A hospital in Gallup, New Mexico, is on the front lines of a grinding outbreak on the Navajo Nation that recently prompted a 10-day lockdown with police setting up roadblocks to discourage non-emergency shopping.
Medical workers last week staged a protest over inadequate staffing and to urge the CEO of Rehoboth McKinley Christian Hospital to resign. The departure last week of the hospital's lung specialist has limited its ability to treat COVID-19 patients, as people with acute respiratory symptoms are transported to Albuquerque, some two hours away. About 17 nurses were cut from the hospital's workforce in March, at least 32 workers have tested positive for the virus and its intensive care unit is at capacity.

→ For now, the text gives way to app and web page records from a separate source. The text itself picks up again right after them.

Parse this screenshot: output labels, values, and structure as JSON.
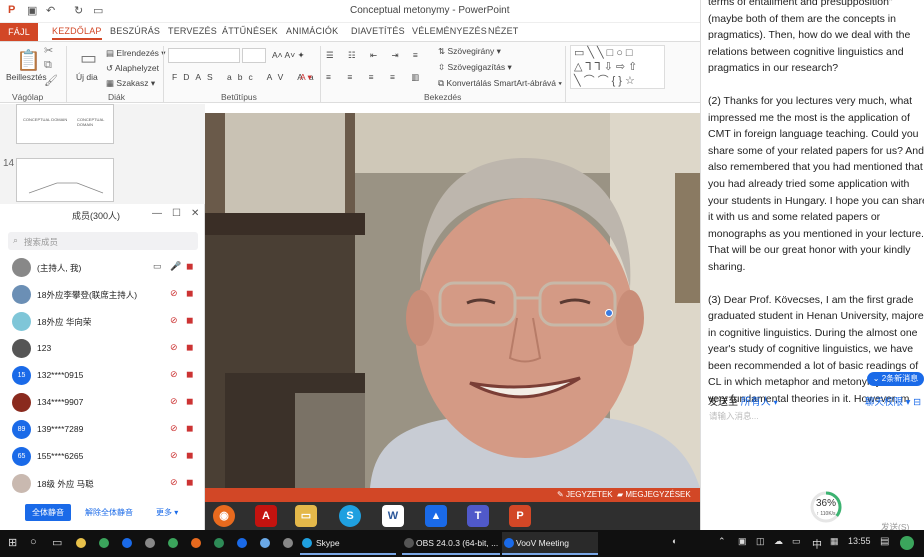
{
  "ppt": {
    "title": "Conceptual metonymy - PowerPoint",
    "tabs": [
      "FÁJL",
      "KEZDŐLAP",
      "BESZÚRÁS",
      "TERVEZÉS",
      "ÁTTŰNÉSEK",
      "ANIMÁCIÓK",
      "DIAVETÍTÉS",
      "VÉLEMÉNYEZÉS",
      "NÉZET"
    ],
    "ribbon": {
      "paste": "Beillesztés",
      "new_slide": "Új dia",
      "layout": "Elrendezés",
      "reset": "Alaphelyzet",
      "section": "Szakasz",
      "text_direction": "Szövegirány",
      "align_text": "Szövegigazítás",
      "convert_smartart": "Konvertálás SmartArt-ábrává",
      "groups": {
        "clipboard": "Vágólap",
        "slides": "Diák",
        "font": "Betűtípus",
        "paragraph": "Bekezdés"
      }
    },
    "thumbs": {
      "slide_number": "14",
      "mini_text_a": "CONCEPTUAL DOMAIN",
      "mini_text_b": "CONCEPTUAL DOMAIN"
    },
    "status": {
      "notes": "JEGYZETEK",
      "comments": "MEGJEGYZÉSEK"
    }
  },
  "members": {
    "title": "成员(300人)",
    "search_placeholder": "搜索成员",
    "list": [
      {
        "name": "(主持人, 我)",
        "avatar": "",
        "color": "#888888"
      },
      {
        "name": "18外应李攀登(联席主持人)",
        "avatar": "",
        "color": "#6b8fb5"
      },
      {
        "name": "18外应 华向荣",
        "avatar": "",
        "color": "#7fc6d8"
      },
      {
        "name": "123",
        "avatar": "",
        "color": "#555555"
      },
      {
        "name": "132****0915",
        "avatar": "15",
        "color": "#1a6ae8"
      },
      {
        "name": "134****9907",
        "avatar": "",
        "color": "#8a2a1e"
      },
      {
        "name": "139****7289",
        "avatar": "89",
        "color": "#1a6ae8"
      },
      {
        "name": "155****6265",
        "avatar": "65",
        "color": "#1a6ae8"
      },
      {
        "name": "18级 外应 马聪",
        "avatar": "",
        "color": "#c9b9b0"
      }
    ],
    "footer": {
      "mute_all": "全体静音",
      "unmute_all": "解除全体静音",
      "more": "更多"
    }
  },
  "chat": {
    "paragraphs": [
      "terms of entailment and presupposition\" (maybe both of them are the concepts in pragmatics). Then, how do we deal with the relations between cognitive linguistics and pragmatics in our research?",
      "(2) Thanks for you lectures very much, what impressed me the most is the application of CMT in foreign language teaching. Could you share some of your related papers for us? And I also remembered that you had mentioned that you had already tried some application with your students in Hungary. I hope you can share it with us and some related papers or monographs as you mentioned in your lecture. That will be our great honor with your kindly sharing.",
      "(3) Dear Prof. Kövecses, I am the first grade graduated student in Henan University, majored in cognitive linguistics. During the almost one year's study of cognitive linguistics, we have been recommended a lot of basic readings of CL in which metaphor and metonymy are the very fundamental theories in it. However, m"
    ],
    "new_messages": "2条新消息",
    "send_to_label": "发送至",
    "send_to_target": "所有人",
    "permissions": "聊天权限",
    "input_placeholder": "请输入消息...",
    "progress": {
      "value": "36%",
      "fraction": 0.36,
      "speed": "↑ 110K/s"
    },
    "send": "发送(S)"
  },
  "taskbar": {
    "skype": "Skype",
    "obs": "OBS 24.0.3 (64-bit, ...",
    "voov": "VooV Meeting",
    "lang": "中",
    "time": "13:55"
  },
  "colors": {
    "ppt_accent": "#d24726",
    "voov_blue": "#1a6ae8",
    "taskbar": "#101010"
  }
}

"My staff is physically exhausted, emotionally exhausted and they are suffering from moral injury,'' chief nursing officer Felicia Adams said.
Meanwhile, in Washington, Rick Bright, a vaccine expert who alleges he was ousted from a high-level scientific post after warning the Trump administration to prepare for the pandemic, told a congressional panel that the U.S. lacks a plan to produce and fairly distribute a coronavirus vaccine when it becomes available.
Asked by lawmakers if Congress should be worried, Bright, who wore a protective mask while testifying, responded: "Absolutely.''
President Donald Trump dismissed Bright in a tweet on May 14 as "a disgruntled employee.'' The White House has launched what it calls "Operation Warp Speed'' to produce, distribute and administer a vaccine once it becomes available.
With more than 1.4 million infections and nearly 85,000 deaths, the U.S. has the largest outbreak in the world by far, according to a tally by Johns Hopkins University. Worldwide, the virus has infected more than 4.4 million and killed over 300,000. Experts say the actual numbers are likely far higher.
As restaurants reopen, some with plastic sheeting between customers and wait staff and most with masks for servers and other social distancing precautions, one famous restaurant plans to makes its ambiance more convivial by planting mannequins in its grand dining room.
The mannequins dressed in fine 1940's-style attire already have taken their seats at The Inn at Little Washington, tucked in the foothills of the Blue Ridge Mountains about 90 minutes from the nation's capital.
Virginia restaurants can still only serve dine-in customers outdoors, and the three-Michelin-star restaurant has opted to wait until May 29 to resume indoors dining service.
"We're all craving to gather and see other people right now,'' Patrick O'Connell, chef and proprietor of the restaurant said. "They don't all necessarily need to be real people.''